When unmarried parents decide to raise their children separately or when married parents divorce, the parents must have a legally enforceable custody and support order approved by the Kansas City, MO family court. Virtually every custody agreement will include terms for child support one parent will need to pay to the other. The amount paid in child support hinges on the income levels of both parents and the child’s needs. Child support payments typically continue until the child reaches the age of 18, but a support order may have more specific terms for termination of support.
Failure to make child support payments on time and in full can lead to a host of penalties, including asset seizure, wage garnishment, and even incarceration. However, some paying parents may be unable to make their child support payments due to events beyond their control. If you pay child support in Kansas City, MO, you should know your legal options when your life suddenly changes and can no longer meet your obligations.
Potential Penalties for Nonpayment of Child Support
The Kansas City, MO family court system takes nonpayment of child support very seriously. If a parent is owed child support from their coparent, they have the right to file contempt proceedings against the nonpaying parent. The court will review the details of the situation and verify payment history. If the nonpaying parent does not have a reasonable explanation as to why they have not paid child support as required, they may face fines, asset seizure, and various other penalties.
In some cases, parents required to pay child support are unable to make their payments due to forces beyond their control. It is important to note that when situations arise that prevent payment of child support, parents must notify the court as soon as possible. In some cases, parents may be able to work out solutions to one-off issues. However, if a pattern of nonpayment or incomplete payments arises, the parent owed support should consult an attorney as soon as possible.
If a parent required to pay child support has failed or refused to do so without any reasonable explanation, they will likely face contempt of court charges. Contempt applies to any situation in which a party fails or refuses to comply with a legal court order. Penalties for contempt typically fall to the judge’s discretion. Wage garnishment is one of the most implemented penalties for failure to pay child support. The judge may require the employer of the parent required to pay support to automatically deduct child support from the parent’s paychecks. It’s also possible for the judge to seize the nonpaying parent’s assets, or they may order incarceration until the parent agrees to pay what they owe.
Solutions for Parents with Financial Difficulties
Many parents who are required to pay child support find themselves unable to meet these obligations due to a variety of life circumstances. For example, if a paying parent suffers an injury at work and cannot return to work for an extended period, their income is likely to diminish significantly. It’s also possible for a parent to lose their job due to company downsizing or economic instability in their area. Ultimately, there are many ways a parent’s ability to pay child support could be negatively influenced, and there may be little they can do to rectify the situation quickly.
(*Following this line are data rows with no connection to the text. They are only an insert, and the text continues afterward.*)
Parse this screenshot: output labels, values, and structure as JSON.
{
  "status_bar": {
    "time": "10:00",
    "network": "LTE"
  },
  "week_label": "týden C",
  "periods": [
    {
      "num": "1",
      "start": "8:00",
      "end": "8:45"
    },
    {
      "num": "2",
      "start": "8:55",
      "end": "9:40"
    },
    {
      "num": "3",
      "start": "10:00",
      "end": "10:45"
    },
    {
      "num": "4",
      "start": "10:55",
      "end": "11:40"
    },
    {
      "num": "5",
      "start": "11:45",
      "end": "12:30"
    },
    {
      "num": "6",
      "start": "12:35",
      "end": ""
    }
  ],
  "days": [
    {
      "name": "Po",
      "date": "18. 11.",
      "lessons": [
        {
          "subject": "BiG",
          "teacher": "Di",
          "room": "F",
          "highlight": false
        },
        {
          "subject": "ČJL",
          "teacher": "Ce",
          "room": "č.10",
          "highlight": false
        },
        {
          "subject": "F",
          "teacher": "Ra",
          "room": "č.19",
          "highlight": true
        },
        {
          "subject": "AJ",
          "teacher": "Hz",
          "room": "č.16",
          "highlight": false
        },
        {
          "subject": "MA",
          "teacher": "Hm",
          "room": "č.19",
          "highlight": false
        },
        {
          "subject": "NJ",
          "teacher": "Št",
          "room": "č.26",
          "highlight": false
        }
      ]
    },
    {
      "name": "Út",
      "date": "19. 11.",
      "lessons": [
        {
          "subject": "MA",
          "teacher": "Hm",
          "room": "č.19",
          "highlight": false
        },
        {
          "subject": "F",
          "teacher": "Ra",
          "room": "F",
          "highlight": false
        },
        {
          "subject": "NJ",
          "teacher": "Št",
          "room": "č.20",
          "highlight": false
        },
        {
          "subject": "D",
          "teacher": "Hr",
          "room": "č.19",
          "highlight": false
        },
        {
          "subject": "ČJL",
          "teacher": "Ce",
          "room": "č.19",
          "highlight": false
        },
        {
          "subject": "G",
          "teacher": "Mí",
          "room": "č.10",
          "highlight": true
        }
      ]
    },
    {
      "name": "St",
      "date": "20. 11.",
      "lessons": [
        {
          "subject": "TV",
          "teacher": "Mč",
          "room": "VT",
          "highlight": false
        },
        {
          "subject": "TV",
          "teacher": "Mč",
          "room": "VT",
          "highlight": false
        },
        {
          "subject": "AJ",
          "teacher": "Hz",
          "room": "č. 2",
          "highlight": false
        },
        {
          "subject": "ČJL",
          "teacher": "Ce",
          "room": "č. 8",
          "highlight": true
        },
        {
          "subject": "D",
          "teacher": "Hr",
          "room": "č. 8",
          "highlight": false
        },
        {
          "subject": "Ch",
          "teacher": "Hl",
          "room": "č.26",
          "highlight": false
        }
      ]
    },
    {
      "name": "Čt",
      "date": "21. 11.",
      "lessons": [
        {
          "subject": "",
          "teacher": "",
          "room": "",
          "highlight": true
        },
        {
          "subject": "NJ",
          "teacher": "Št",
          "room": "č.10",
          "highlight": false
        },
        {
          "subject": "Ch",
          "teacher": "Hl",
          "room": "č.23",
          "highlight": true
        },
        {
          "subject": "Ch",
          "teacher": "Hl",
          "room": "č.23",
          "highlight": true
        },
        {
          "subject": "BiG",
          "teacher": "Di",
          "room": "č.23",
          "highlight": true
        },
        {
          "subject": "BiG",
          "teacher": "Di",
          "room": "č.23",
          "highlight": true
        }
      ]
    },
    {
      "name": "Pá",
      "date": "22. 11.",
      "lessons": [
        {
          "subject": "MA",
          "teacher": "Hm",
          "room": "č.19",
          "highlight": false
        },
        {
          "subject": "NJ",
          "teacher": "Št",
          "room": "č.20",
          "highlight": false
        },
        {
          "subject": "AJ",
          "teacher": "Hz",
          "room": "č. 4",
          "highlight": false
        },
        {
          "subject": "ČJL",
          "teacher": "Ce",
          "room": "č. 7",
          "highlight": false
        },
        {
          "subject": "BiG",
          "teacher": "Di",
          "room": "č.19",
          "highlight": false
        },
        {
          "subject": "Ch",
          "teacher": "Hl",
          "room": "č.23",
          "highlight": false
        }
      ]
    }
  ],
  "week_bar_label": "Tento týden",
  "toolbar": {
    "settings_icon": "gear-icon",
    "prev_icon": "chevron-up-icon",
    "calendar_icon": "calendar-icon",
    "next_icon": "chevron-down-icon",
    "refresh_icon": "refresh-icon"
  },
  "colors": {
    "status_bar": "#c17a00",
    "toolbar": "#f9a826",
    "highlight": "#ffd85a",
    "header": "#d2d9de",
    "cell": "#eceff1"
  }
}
The family court system acknowledges that life can be unpredictable, and a family court order might be rendered unmanageable at no fault of any party involved. The modification system exists for this purpose. Instead of a complex appeal, any party subject to a family court order has the right to request necessary and reasonable modifications to their family court order. If you find yourself unable to make child support payments and your situation does not look like it will improve in the near future, consult an experienced family law attorney about how the modification system may help.
How Do I Request a Modification?
A family court order modification is a relatively straightforward process. The party in need of a change must complete a petition for modification, explaining their desired change and the evidence showing the change is both reasonable and necessary. They must submit this petition to the family court, then the court will set a hearing date. During the modification hearing, both parents have the right to speak about the issue. First, the petitioner will explain their need for modification. The respondent may acknowledge that the request is reasonable and valid and agree with no contest, or they may attempt to fight the petition with contradictory evidence of their own.
If the petitioner is successful, the judge overseeing the modification hearing may adjust their family court order to reflect the necessary changes. When it comes to inability to pay child support, the judge may allow the paying parent to seek new employment or otherwise improve their financial situation before requiring them to resume child support payments. It’s important for all paying parents to remember that modification is only possible if your ability to pay has changed due to forces beyond your control. You cannot simply quit your job and claim you don’t have enough income to afford child support.
Do I Need a Lawyer to Modify Child Support?
It’s technically possible to file a successful petition for child support modification without an attorney. However, it is always best to have legal representation when you intend to change a support order. You may think that your request is reasonable and straightforward only to encounter unexpected resistance from the other parent. It’s also possible for the judge to challenge your logic and demand additional information about your situation. Ultimately, hiring an experienced Kansas City family law attorney is the best way to approach the modification process.
Your attorney can help you draft a compelling petition for modification. They can assist you in gathering the supporting information you need to convince the family court that your requested change is both reasonable and valid. If you find yourself unable to meet your child support obligation for any reason, it’s best to consult an experienced Kansas City, MO family law attorney as soon as possible to discuss your options.